With four races left of the F1 season, Max Verstappen appears to be on the verge of a first world championship title.
He leads title rival Lewis Hamilton by 19 points with 109 to play for.
Here's the run-in:
Nov. 14: Brazilian Grand Prix
Nov. 21: Qatar Grand Prix
Dec. 5: Saudi Arabia Grand Prix
Dec. 12: Abu Dhabi Grand Prix
F1's championship points are handed out as such: first, 25 points; second,18 points; third, 15 points; fourth, 12 points; fifth, 10 points; sixth, 8 points; seventh, 6 points; eighth, 4 points; ninth, 2 points; 10th, 1 point.
There is also one point on offer at each of the remaining four races for any driver who sets the fastest lap of the race and finishes in the top ten.
This in itself could set up some real drama in the final races. At Sunday's Mexican Grand Prix, Mercedes pitted Valtteri Bottas for fresh tyres to ensure he snatched the fastest lap from Verstappen on the final lap of the race. Bottas did not score the point as he was outside the top ten, but crucially Verstappen did not either.
The championship situation has another added element compared to previous run-ins, given the format of this weekend's Brazilian Grand Prix.
Brazil is the third and final running this season of the Saturday sprint race, which sets the grid for Sunday's race.

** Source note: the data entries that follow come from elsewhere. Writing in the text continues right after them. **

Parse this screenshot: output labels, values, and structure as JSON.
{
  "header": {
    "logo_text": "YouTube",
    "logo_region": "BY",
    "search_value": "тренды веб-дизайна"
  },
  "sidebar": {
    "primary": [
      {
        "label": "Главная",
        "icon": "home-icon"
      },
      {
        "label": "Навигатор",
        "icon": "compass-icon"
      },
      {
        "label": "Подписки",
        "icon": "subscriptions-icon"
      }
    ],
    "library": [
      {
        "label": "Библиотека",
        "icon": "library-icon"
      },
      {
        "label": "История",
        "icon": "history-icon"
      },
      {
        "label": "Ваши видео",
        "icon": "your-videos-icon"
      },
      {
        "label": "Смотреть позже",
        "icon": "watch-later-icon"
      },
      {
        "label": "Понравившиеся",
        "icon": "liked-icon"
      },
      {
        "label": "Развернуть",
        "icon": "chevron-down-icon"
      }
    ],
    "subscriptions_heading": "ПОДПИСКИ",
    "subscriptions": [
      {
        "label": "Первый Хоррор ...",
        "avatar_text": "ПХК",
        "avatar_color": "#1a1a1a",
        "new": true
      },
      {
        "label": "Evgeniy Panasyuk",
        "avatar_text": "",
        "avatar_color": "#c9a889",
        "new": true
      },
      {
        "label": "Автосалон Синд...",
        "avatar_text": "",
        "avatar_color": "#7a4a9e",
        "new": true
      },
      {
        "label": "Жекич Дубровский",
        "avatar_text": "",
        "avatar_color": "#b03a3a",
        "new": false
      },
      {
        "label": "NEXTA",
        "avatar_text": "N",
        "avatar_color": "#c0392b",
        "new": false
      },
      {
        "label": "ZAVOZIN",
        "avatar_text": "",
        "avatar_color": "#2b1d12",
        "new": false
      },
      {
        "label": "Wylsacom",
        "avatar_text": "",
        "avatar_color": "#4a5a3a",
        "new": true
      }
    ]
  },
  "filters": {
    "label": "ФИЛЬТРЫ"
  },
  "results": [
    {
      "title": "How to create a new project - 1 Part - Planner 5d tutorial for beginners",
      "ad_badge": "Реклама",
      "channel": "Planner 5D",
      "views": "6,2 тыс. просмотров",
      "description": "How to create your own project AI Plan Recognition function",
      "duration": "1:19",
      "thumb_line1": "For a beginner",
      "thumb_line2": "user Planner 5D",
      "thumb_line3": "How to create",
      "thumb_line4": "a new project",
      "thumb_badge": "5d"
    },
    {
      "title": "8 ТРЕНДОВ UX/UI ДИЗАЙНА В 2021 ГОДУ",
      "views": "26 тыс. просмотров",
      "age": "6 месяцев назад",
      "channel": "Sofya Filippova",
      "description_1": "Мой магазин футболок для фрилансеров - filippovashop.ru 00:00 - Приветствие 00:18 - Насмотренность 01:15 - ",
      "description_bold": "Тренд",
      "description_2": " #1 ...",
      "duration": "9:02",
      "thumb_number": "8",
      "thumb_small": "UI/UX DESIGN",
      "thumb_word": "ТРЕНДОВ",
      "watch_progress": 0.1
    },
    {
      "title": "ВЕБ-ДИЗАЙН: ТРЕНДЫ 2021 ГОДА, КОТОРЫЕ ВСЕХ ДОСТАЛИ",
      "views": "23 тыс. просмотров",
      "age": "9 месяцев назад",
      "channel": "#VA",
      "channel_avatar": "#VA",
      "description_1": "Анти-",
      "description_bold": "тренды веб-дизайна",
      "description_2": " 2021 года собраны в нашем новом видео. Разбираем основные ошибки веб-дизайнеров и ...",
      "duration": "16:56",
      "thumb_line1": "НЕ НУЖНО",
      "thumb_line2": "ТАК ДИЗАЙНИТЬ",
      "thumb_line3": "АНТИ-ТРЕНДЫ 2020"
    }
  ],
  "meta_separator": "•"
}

In that event, the top three finishers are also given points. There are three for the winner (who also officially is given pole position in the record books), two for second, one for third.
Points are then given out on Sunday as normal.
That means a driver can score a maximum of 29 points at the Brazilian Grand Prix this weekend, with 26 on offer at the three races in the Middle East.
Permutations and scenarios
Verstappen certainly looks like the outright favourite to win now.
There is a simple way to look at this. If Verstappen finishes ahead of Hamilton at both of the next two races, regardless of position, he would be able to wrap up the championship at the Saudi Arabian Grand Prix. He needs to leave that race with a championship lead of 26 points or more to be crowned champion at the first race in Jeddah.
The current form book certainly appears to be in Verstappen and Red Bull's favour. Since the end of F1's summer break in August, the Dutchman has finished first or second at every race bar the Italian Grand Prix, where he and Hamilton collided and crashed out of the race.
If Verstappen were to finish the Qatar Grand Prix with a lead of 52 points or greater he would be champion, as Hamilton would be unable to overhaul that deficit over the final two races.
On the current system used as a tiebreaker in a case of a tie, Verstappen leads Hamilton by nine race wins to five, so would win in any head-to-head if the championship finished level because if Hamilton were to win the next four races he would win the championship and it would be impossible for the two to finish level on points.
The tiebreaker is significant. Let's say Hamilton wins the next three races with Verstappen in second place, scores maximum points for fastest laps and takes the three points for the sprint race in Brazil, he would only be eight points clear of Verstappen heading into the final round in Abu Dhabi. Despite entering the finale with a point deficit, Verstappen would know he could win the title with a win and bonus point for fastest lap given the countback.
A race retirement for either driver would be hugely consequential.
Were Verstappen not to finish the next race and Hamilton were to win, for example, Hamilton would go into Qatar leading the championship. A race retirement for Hamilton at either of the next two events would all but end his title bid.
Hamilton must keep the gap to 25 points or less over the next three races if he wants the championship to keep going until the Abu Dhabi Grand Prix.